America can soon run on Dunkin’ and pay for it with a tap.
Following closely on the heels of Starbucks’ recent announcement that it will soon accept Apple Pay, Dunkin’ Donuts is the latest retailer to announce that it will accept Apple Pay. Customers can gift or reload virtual Dunkin’ Donuts cards through the Dunkin’ mobile app, which adds a layer of security by tokenizing transactions.
“Apple Pay represents an important step in our ongoing commitment to leverage the best technologies to help busy, on-the-go people enjoy our full menu of coffees, donuts and sandwiches any time of day, more quickly and conveniently than ever,” said Scott Hudler, Vice President, Global Consumer Engagement at Dunkin’ Brands. “With Apple Pay, we continue to differentiate our brand with a superior guest experience that includes offering a full array of options to reload your card within the Dunkin’ Mobile App.”
The latest addition adds fire to Dunkin’s ongoing battle with Starbucks in the mobile payment space.
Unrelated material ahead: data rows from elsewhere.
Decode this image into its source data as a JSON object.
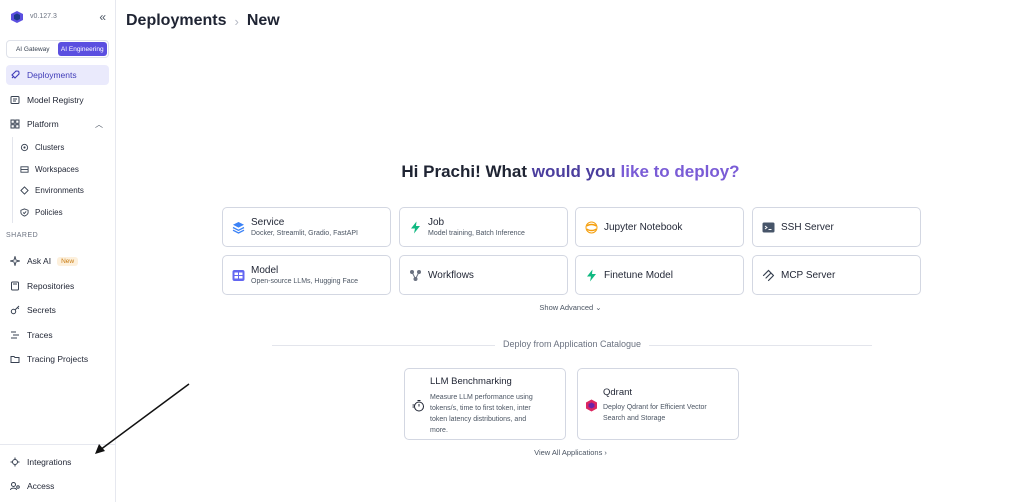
{
  "sidebar": {
    "version": "v0.127.3",
    "collapse_icon": "«",
    "segments": [
      {
        "label": "AI Gateway",
        "active": false
      },
      {
        "label": "AI Engineering",
        "active": true
      }
    ],
    "items": [
      {
        "label": "Deployments",
        "icon": "rocket-icon",
        "active": true
      },
      {
        "label": "Model Registry",
        "icon": "registry-icon"
      },
      {
        "label": "Platform",
        "icon": "platform-icon",
        "expanded": true
      }
    ],
    "sub_items": [
      {
        "label": "Clusters",
        "icon": "cluster-icon"
      },
      {
        "label": "Workspaces",
        "icon": "workspace-icon"
      },
      {
        "label": "Environments",
        "icon": "environment-icon"
      },
      {
        "label": "Policies",
        "icon": "policy-icon"
      }
    ],
    "shared_label": "SHARED",
    "shared_items": [
      {
        "label": "Ask AI",
        "icon": "sparkle-icon",
        "badge": "New"
      },
      {
        "label": "Repositories",
        "icon": "repository-icon"
      },
      {
        "label": "Secrets",
        "icon": "key-icon"
      },
      {
        "label": "Traces",
        "icon": "traces-icon"
      },
      {
        "label": "Tracing Projects",
        "icon": "folder-icon"
      }
    ],
    "bottom_items": [
      {
        "label": "Integrations",
        "icon": "plug-icon"
      },
      {
        "label": "Access",
        "icon": "access-icon"
      }
    ]
  },
  "header": {
    "breadcrumb": [
      "Deployments",
      "New"
    ],
    "separator": "›"
  },
  "hero": {
    "part1": "Hi Prachi! What ",
    "part2": "would you ",
    "part3": "like to deploy?"
  },
  "deploy_cards": [
    {
      "title": "Service",
      "subtitle": "Docker, Streamlit, Gradio, FastAPI",
      "icon": "layers-icon",
      "color": "#3b82f6"
    },
    {
      "title": "Job",
      "subtitle": "Model training, Batch Inference",
      "icon": "bolt-icon",
      "color": "#10b981"
    },
    {
      "title": "Jupyter Notebook",
      "subtitle": "",
      "icon": "jupyter-icon",
      "color": "#f59e0b"
    },
    {
      "title": "SSH Server",
      "subtitle": "",
      "icon": "terminal-icon",
      "color": "#475569"
    },
    {
      "title": "Model",
      "subtitle": "Open-source LLMs, Hugging Face",
      "icon": "model-icon",
      "color": "#6366f1"
    },
    {
      "title": "Workflows",
      "subtitle": "",
      "icon": "workflow-icon",
      "color": "#6b7280"
    },
    {
      "title": "Finetune Model",
      "subtitle": "",
      "icon": "bolt-icon",
      "color": "#10b981"
    },
    {
      "title": "MCP Server",
      "subtitle": "",
      "icon": "mcp-icon",
      "color": "#374151"
    }
  ],
  "show_advanced": "Show Advanced ⌄",
  "catalogue_label": "Deploy from Application Catalogue",
  "apps": [
    {
      "title": "LLM Benchmarking",
      "desc": [
        "Measure LLM performance using",
        "tokens/s, time to first token, inter",
        "token latency distributions, and",
        "more."
      ],
      "icon": "stopwatch-icon"
    },
    {
      "title": "Qdrant",
      "desc": [
        "Deploy Qdrant for Efficient Vector",
        "Search and Storage"
      ],
      "icon": "qdrant-icon"
    }
  ],
  "view_all": "View All Applications ›"
}
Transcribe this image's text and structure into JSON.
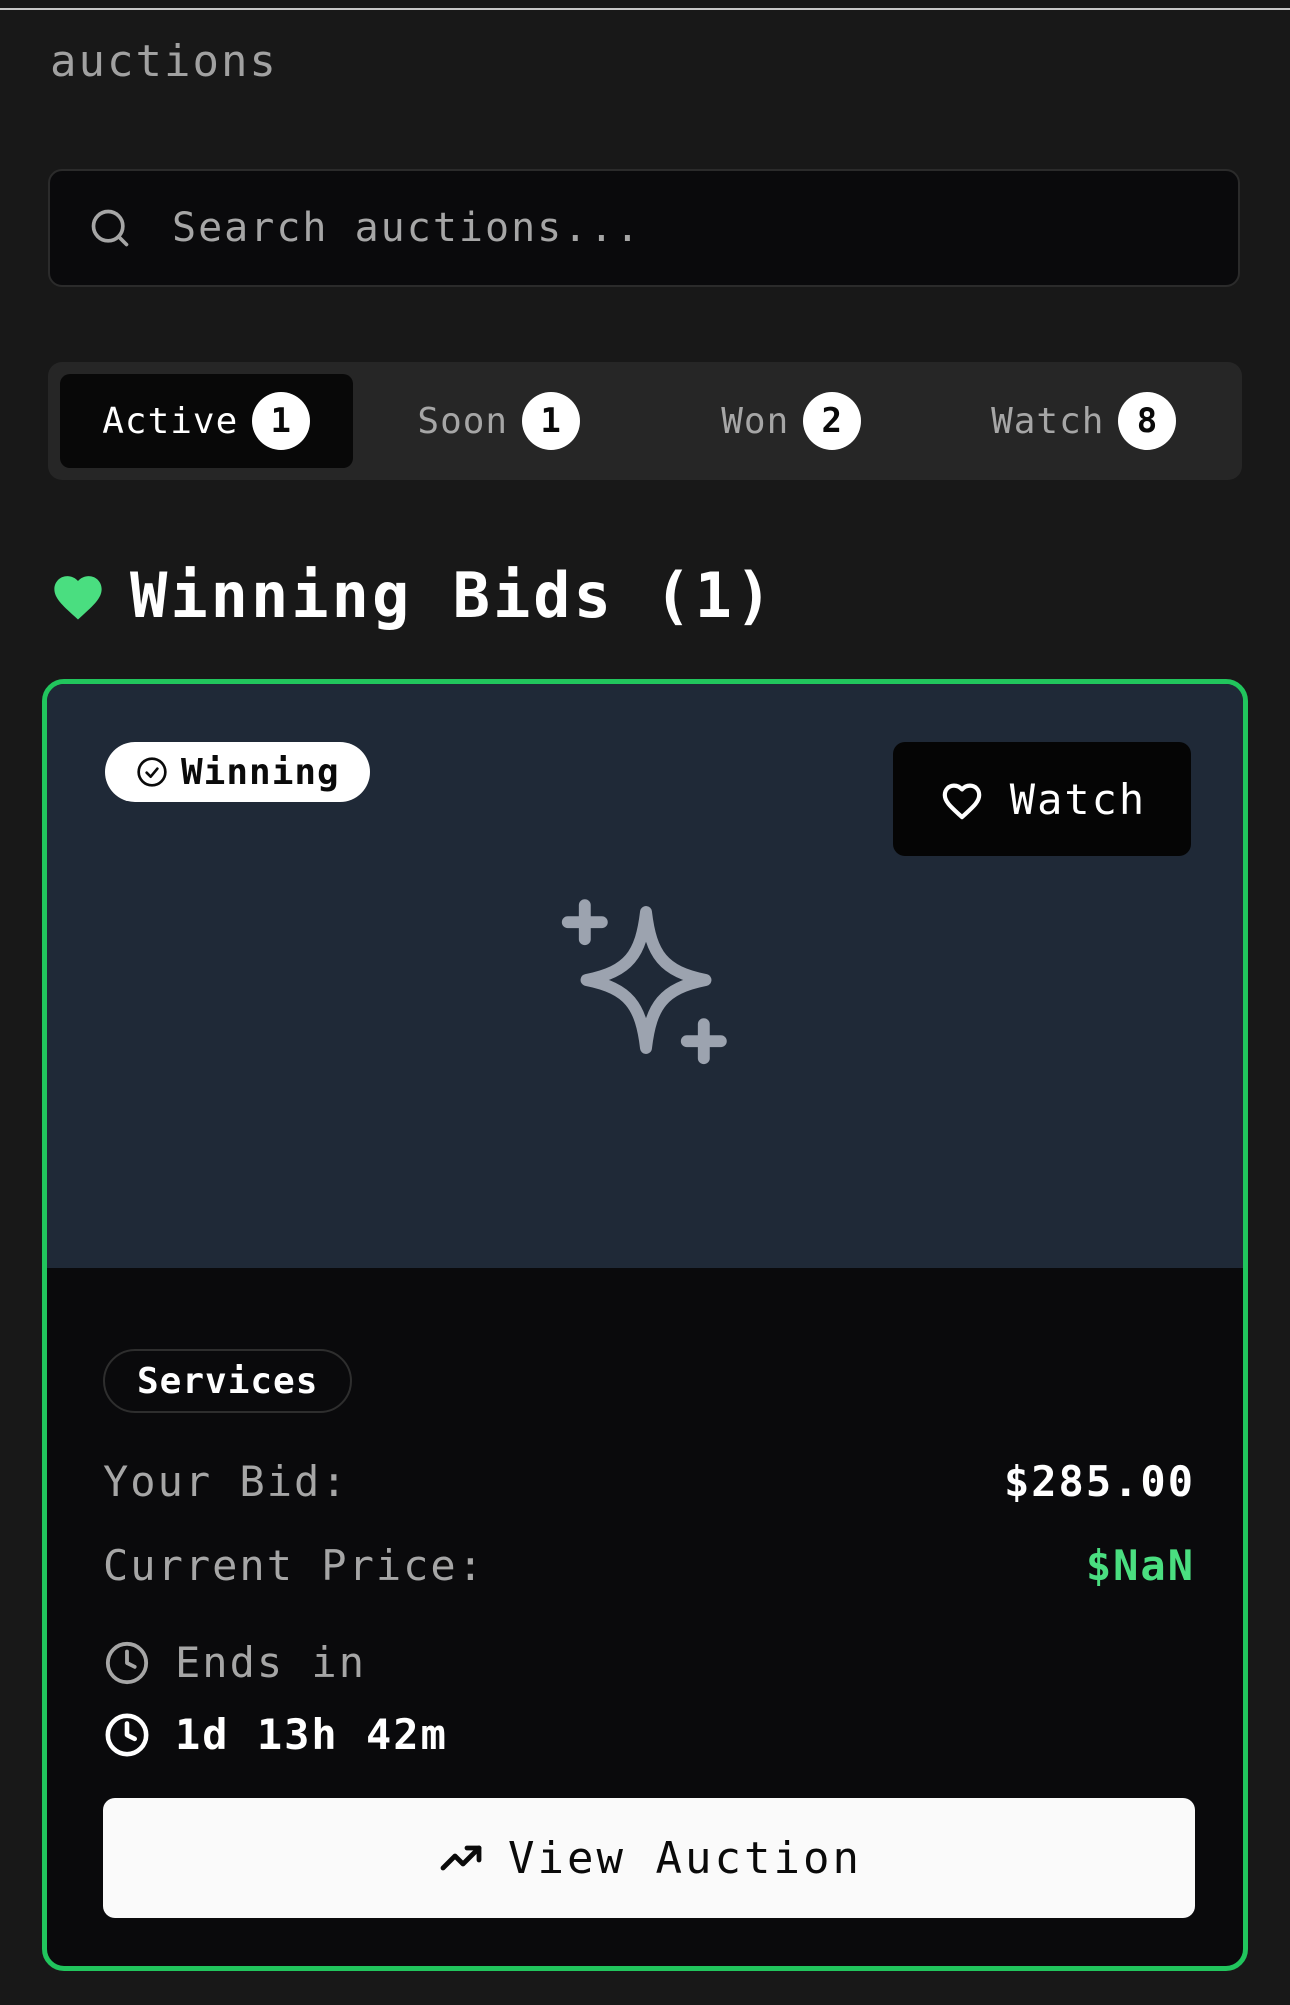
{
  "header": {
    "subtitle": "auctions"
  },
  "search": {
    "placeholder": "Search auctions...",
    "value": "",
    "icon": "search-icon"
  },
  "tabs": [
    {
      "label": "Active",
      "count": "1",
      "active": true
    },
    {
      "label": "Soon",
      "count": "1",
      "active": false
    },
    {
      "label": "Won",
      "count": "2",
      "active": false
    },
    {
      "label": "Watch",
      "count": "8",
      "active": false
    }
  ],
  "section": {
    "title": "Winning Bids (1)",
    "icon": "heart-icon",
    "icon_color": "#4ade80"
  },
  "card": {
    "border_color": "#21c55d",
    "status_badge": "Winning",
    "status_icon": "check-circle-icon",
    "watch_label": "Watch",
    "watch_icon": "heart-outline-icon",
    "placeholder_icon": "sparkles-icon",
    "category": "Services",
    "your_bid_label": "Your Bid:",
    "your_bid_value": "$285.00",
    "current_price_label": "Current Price:",
    "current_price_value": "$NaN",
    "price_color": "#4ade80",
    "ends_label": "Ends in",
    "ends_value": "1d 13h 42m",
    "clock_icon": "clock-icon",
    "view_button_label": "View Auction",
    "view_button_icon": "trending-up-icon"
  }
}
Starbucks’ 7,500 locations aim to start accepting Apple Pay next year, but the coffee juggernaut won’t have offer rewards on Apple Pay.
But for now, the hype hasn’t translated to actual adoption.
As MPD CEO Karen Webster posited in her recent commentary: “Not since, well, ever has there been such fanfare around the launch of a new payments scheme. Apple’s Tim Cook proclaimed 2015 the ‘Year of Apple Pay‘ when it launched in the Fall of 2014. And ever since, the industry pundits and the media basically have called it “game over” for everyone else.”
“Yet a year later, the vast, vast, vast, vast majority of the early adopters of the new iPhones, and now the mainstream Apple iPhone 6/6S users, haven’t taken the bait. And the shine has come off the apple, so to speak,” Webster wrote.
Holiday shopping is an ideal time to gauge traction for new payment methods — and Apple Pay in particular didn’t fare exceptionally well. Research firm InfoScout examined the receipts of 300,000 Black Friday shoppers and found Apple Pay usage to be underwhelming, with only 2.7 percent of Apple Pay eligible consumers using Apple Pay to complete transactions.
This is corroborated in PYMNTS Apple Pay Adoption Tracker which measured Apple Pay adoption to be at 16 percent as of October. Moreover, those who didn’t use Apple Pay in a transaction where they could have (and who had used it in the past) had two primary reasons for not tapping with Apple Pay. As we have seen in past surveys, they either forgot (30.1 percent) or didn’t know that the store they were in offered it (30.1 percent).
This has been a persistent problem for Apple Pay since its inception over a year ago in October 2014.